Required action:
Only the pictures should be left out; repeat the rest of the data exactly.
----- Provided information
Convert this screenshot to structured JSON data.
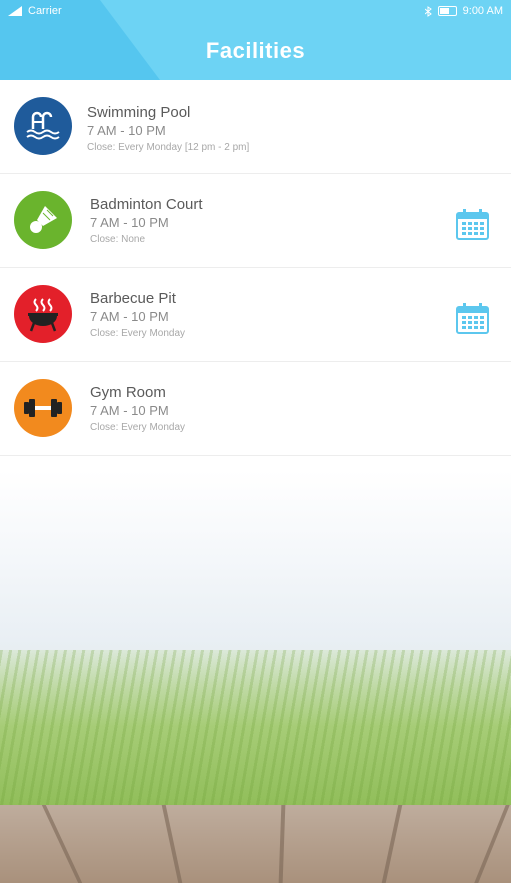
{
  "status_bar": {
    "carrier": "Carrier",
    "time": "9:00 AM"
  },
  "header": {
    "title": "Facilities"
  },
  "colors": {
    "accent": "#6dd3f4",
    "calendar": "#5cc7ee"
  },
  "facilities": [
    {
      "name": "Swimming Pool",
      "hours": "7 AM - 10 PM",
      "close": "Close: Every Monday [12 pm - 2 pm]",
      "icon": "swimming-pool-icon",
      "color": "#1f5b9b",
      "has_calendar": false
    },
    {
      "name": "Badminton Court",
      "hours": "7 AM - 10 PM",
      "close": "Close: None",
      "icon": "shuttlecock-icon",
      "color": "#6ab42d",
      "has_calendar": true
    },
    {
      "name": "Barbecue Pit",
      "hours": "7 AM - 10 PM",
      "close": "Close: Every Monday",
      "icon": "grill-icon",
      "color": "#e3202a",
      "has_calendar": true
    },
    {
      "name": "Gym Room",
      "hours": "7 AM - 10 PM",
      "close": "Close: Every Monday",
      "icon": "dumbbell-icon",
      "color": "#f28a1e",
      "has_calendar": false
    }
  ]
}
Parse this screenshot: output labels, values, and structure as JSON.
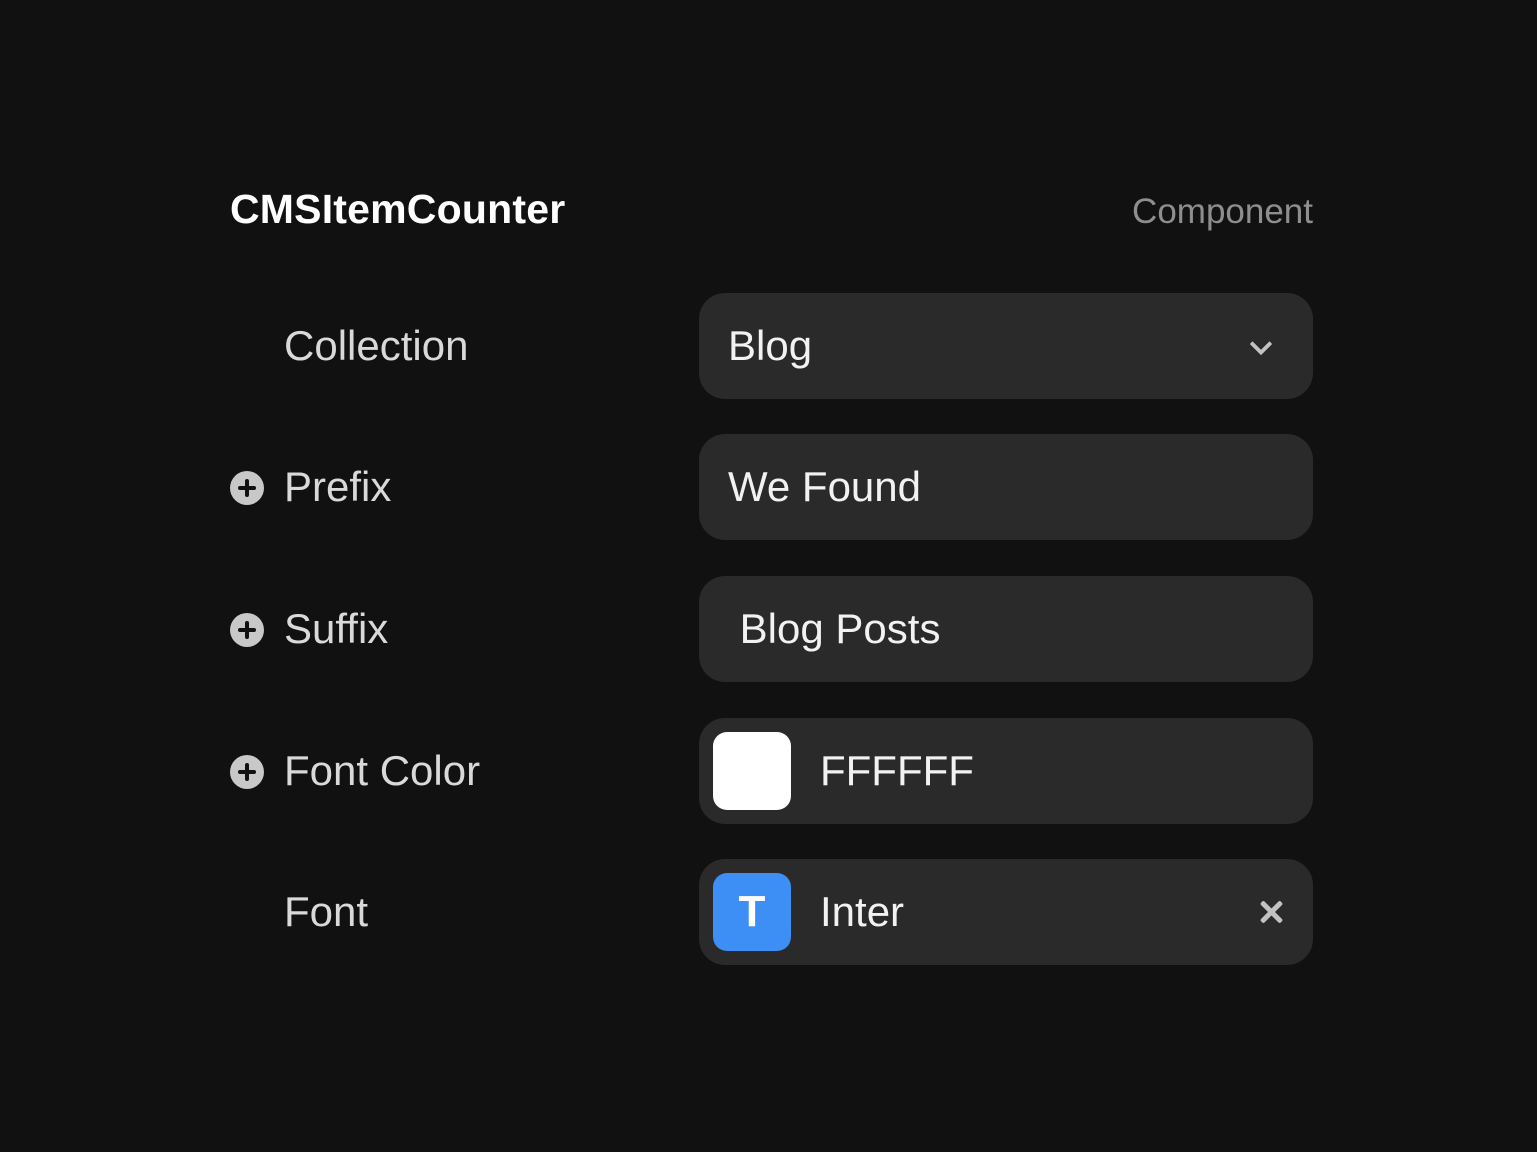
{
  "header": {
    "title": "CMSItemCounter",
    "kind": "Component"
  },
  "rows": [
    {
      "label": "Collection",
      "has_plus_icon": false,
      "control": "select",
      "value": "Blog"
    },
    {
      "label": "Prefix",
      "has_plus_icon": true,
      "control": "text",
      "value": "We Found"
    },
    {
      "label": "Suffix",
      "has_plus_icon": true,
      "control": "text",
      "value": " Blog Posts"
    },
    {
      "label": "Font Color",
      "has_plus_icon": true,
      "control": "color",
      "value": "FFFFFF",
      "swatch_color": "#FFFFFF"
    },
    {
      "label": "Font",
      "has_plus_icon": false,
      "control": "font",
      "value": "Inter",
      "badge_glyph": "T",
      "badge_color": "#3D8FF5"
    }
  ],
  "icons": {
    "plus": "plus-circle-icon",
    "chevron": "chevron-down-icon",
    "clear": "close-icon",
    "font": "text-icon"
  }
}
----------
Answer to this task:
Convert this screenshot to structured JSON data.
{
  "status_bar": {
    "carrier": "Carrier",
    "time": "9:00 AM"
  },
  "header": {
    "title": "Facilities"
  },
  "colors": {
    "accent": "#6dd3f4",
    "calendar": "#5cc7ee"
  },
  "facilities": [
    {
      "name": "Swimming Pool",
      "hours": "7 AM - 10 PM",
      "close": "Close: Every Monday [12 pm - 2 pm]",
      "icon": "swimming-pool-icon",
      "color": "#1f5b9b",
      "has_calendar": false
    },
    {
      "name": "Badminton Court",
      "hours": "7 AM - 10 PM",
      "close": "Close: None",
      "icon": "shuttlecock-icon",
      "color": "#6ab42d",
      "has_calendar": true
    },
    {
      "name": "Barbecue Pit",
      "hours": "7 AM - 10 PM",
      "close": "Close: Every Monday",
      "icon": "grill-icon",
      "color": "#e3202a",
      "has_calendar": true
    },
    {
      "name": "Gym Room",
      "hours": "7 AM - 10 PM",
      "close": "Close: Every Monday",
      "icon": "dumbbell-icon",
      "color": "#f28a1e",
      "has_calendar": false
    }
  ]
}
Parse this screenshot: output labels, values, and structure as JSON.
{
  "header": {
    "title": "CMSItemCounter",
    "kind": "Component"
  },
  "rows": [
    {
      "label": "Collection",
      "has_plus_icon": false,
      "control": "select",
      "value": "Blog"
    },
    {
      "label": "Prefix",
      "has_plus_icon": true,
      "control": "text",
      "value": "We Found"
    },
    {
      "label": "Suffix",
      "has_plus_icon": true,
      "control": "text",
      "value": " Blog Posts"
    },
    {
      "label": "Font Color",
      "has_plus_icon": true,
      "control": "color",
      "value": "FFFFFF",
      "swatch_color": "#FFFFFF"
    },
    {
      "label": "Font",
      "has_plus_icon": false,
      "control": "font",
      "value": "Inter",
      "badge_glyph": "T",
      "badge_color": "#3D8FF5"
    }
  ],
  "icons": {
    "plus": "plus-circle-icon",
    "chevron": "chevron-down-icon",
    "clear": "close-icon",
    "font": "text-icon"
  }
}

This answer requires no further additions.